(Data provided Opens)

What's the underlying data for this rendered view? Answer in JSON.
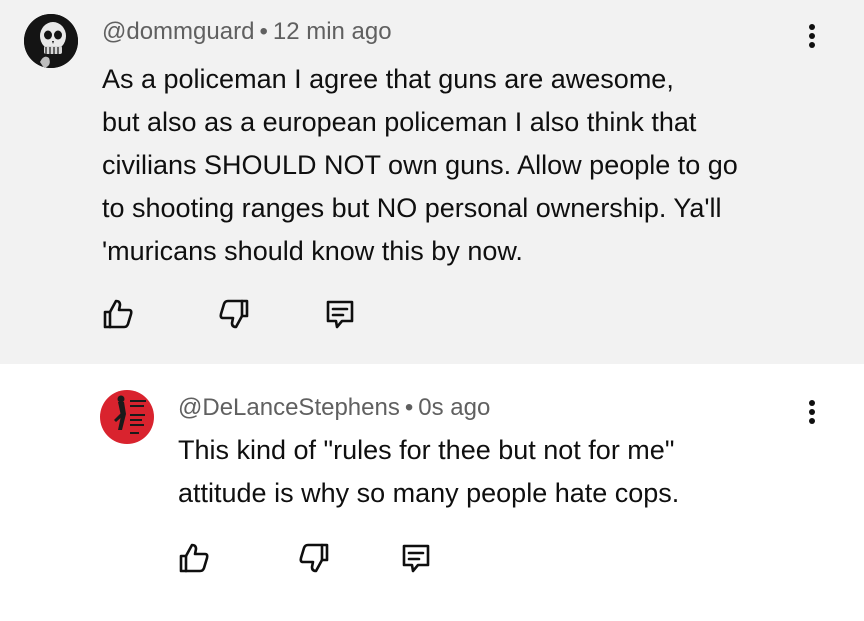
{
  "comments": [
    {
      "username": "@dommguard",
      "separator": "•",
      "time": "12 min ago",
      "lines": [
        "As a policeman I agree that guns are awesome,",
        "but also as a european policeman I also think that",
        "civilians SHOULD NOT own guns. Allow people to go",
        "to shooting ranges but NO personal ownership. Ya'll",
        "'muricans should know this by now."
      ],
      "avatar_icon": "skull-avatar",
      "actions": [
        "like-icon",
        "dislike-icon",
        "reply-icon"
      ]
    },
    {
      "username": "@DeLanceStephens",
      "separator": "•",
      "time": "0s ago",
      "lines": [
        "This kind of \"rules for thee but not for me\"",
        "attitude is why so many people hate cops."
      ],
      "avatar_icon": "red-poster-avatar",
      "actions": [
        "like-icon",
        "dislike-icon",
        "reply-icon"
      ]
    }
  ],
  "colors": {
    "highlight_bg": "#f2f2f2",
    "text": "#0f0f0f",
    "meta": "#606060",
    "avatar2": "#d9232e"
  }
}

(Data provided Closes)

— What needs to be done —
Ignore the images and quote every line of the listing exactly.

— Output for this task —
What's the underlying data for this rendered view? Answer in JSON.
{
  "comments": [
    {
      "username": "@dommguard",
      "separator": "•",
      "time": "12 min ago",
      "lines": [
        "As a policeman I agree that guns are awesome,",
        "but also as a european policeman I also think that",
        "civilians SHOULD NOT own guns. Allow people to go",
        "to shooting ranges but NO personal ownership. Ya'll",
        "'muricans should know this by now."
      ],
      "avatar_icon": "skull-avatar",
      "actions": [
        "like-icon",
        "dislike-icon",
        "reply-icon"
      ]
    },
    {
      "username": "@DeLanceStephens",
      "separator": "•",
      "time": "0s ago",
      "lines": [
        "This kind of \"rules for thee but not for me\"",
        "attitude is why so many people hate cops."
      ],
      "avatar_icon": "red-poster-avatar",
      "actions": [
        "like-icon",
        "dislike-icon",
        "reply-icon"
      ]
    }
  ],
  "colors": {
    "highlight_bg": "#f2f2f2",
    "text": "#0f0f0f",
    "meta": "#606060",
    "avatar2": "#d9232e"
  }
}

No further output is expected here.